However personally I’m an old school radio man!  I found my thrill (Blueberry Hill and others) listening covertly to pirate radio undercover of my bed sheets when I was supposed to be asleep. The thrill of hearing my favourite tracks forced through a radio speaker will never leave me, and hearing a friend or local band I love being broadcast on a favourite show is still the holy grail of listening to this pilgrim. I would argue even now that Radio is still very important to building and maintaining a career in music and still essential in all aspects at every level of that old fashion concept of “breaking an artist” although other media can be more successful now providing the spark that starts the fire that sets the heather on fire radio remains the oxygen that fans the flames!

So many community radios are coming on line now it’s a full time job for a publicist just keeping up. Most aren’t even considering going to FM with all its red tape, expense and outrageous regulation and why do they need to as everything now is accessibility via phone and media aps on any form of radio appliance via blue tooth?  

The biggest positive sign of this revolution and its collective successful, is that main stream radio are making lip service at least to getting back to local community driven radio, with even The BBC’s high heed yin Lord Hall promising the corporation would reinvest in BBC Local Radio to make it in his own words  ‘even more local and more creative’. The glad upshot being some of the old guard presenters are getting their shows and autonomy over them back.

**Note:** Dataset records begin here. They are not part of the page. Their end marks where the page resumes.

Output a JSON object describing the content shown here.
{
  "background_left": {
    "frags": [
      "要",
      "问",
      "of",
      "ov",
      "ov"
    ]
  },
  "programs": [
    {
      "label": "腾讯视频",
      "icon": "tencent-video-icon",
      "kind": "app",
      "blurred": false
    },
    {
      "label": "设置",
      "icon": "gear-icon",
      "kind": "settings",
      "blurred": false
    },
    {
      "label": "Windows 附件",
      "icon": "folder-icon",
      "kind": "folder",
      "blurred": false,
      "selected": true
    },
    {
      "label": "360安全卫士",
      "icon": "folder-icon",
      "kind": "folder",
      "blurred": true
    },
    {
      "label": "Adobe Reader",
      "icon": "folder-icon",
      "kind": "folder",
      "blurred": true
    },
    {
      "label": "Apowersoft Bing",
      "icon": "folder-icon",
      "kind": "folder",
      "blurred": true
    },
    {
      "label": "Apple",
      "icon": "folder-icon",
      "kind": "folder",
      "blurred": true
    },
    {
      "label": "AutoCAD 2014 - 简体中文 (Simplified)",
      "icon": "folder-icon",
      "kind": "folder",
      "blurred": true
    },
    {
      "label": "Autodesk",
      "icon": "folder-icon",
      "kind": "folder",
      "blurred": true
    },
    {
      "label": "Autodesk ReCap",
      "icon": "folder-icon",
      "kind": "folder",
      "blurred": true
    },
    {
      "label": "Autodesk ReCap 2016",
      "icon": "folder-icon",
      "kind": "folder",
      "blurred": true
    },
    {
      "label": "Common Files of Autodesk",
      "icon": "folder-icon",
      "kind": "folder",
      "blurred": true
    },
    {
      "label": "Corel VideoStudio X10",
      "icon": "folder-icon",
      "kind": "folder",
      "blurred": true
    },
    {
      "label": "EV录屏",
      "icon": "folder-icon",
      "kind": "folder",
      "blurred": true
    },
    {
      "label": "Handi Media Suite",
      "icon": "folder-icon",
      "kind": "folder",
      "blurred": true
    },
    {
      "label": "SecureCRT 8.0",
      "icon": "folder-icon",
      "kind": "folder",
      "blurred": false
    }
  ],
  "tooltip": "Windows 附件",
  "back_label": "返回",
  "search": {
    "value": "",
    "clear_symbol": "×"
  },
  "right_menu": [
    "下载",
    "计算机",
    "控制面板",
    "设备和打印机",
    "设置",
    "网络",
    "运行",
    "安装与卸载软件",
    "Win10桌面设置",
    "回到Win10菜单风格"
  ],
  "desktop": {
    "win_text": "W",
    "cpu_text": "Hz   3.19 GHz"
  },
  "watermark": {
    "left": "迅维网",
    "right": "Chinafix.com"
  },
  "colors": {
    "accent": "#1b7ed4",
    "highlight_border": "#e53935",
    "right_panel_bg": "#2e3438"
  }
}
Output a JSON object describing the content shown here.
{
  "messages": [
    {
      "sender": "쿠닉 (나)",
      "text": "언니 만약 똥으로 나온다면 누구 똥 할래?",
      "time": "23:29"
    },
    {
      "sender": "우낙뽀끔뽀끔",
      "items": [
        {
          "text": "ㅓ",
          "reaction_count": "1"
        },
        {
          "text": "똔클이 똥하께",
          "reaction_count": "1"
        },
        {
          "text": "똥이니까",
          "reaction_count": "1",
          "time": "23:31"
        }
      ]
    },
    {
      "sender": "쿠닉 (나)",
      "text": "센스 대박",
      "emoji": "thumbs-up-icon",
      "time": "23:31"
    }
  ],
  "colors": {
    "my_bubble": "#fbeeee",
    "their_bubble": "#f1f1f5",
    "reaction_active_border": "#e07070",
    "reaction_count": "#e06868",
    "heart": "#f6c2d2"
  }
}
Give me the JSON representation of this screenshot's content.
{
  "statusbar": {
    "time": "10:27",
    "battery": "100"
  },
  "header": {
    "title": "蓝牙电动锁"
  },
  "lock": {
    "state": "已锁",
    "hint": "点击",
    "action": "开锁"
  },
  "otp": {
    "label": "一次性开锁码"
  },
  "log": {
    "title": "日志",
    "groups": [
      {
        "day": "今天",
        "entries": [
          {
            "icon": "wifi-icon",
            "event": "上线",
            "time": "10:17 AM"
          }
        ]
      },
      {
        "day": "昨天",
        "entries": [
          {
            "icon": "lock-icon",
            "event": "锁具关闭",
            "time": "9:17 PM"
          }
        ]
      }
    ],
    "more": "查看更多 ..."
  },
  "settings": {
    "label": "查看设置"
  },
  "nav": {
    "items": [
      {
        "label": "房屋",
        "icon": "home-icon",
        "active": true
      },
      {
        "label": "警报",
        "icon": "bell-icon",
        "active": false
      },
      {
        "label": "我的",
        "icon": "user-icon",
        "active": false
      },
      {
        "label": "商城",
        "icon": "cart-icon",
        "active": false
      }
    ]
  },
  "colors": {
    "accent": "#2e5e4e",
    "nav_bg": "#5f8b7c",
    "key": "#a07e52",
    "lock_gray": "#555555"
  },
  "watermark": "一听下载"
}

It remains to be seen if this is too little too late and just an effort to close the gate after the stampeding heard have bolted. If it results in more new music being played and more fan driven radio reaching more discerning ears then it’s all to the good.

Basically, to conclude, my advice remains, support your local venue (organise the occasional house concert for your favourite artists) buy CD’s at gigs and get your Christmas presents from the merch desk, buy a ticket for your local festival, come out meet your friends and find new artists live together with a nice locally brewed beer in hand and tune into your local dee jay for info on all of that and who is performing locally.  Oh and please do send us the music and the information we all need to keep us all current and real.

Furthermore don’t forget to enjoy your music humans, it’s so important in these dangerous disenfranchise times and is and will remain the social glue and our best antidote to the poisons infecting society in these dark times. It’s that important people!

Oh and be kind to each other doing it!

Fraternally yours, thanks for listening.

Rob Ellen

Rob Ellen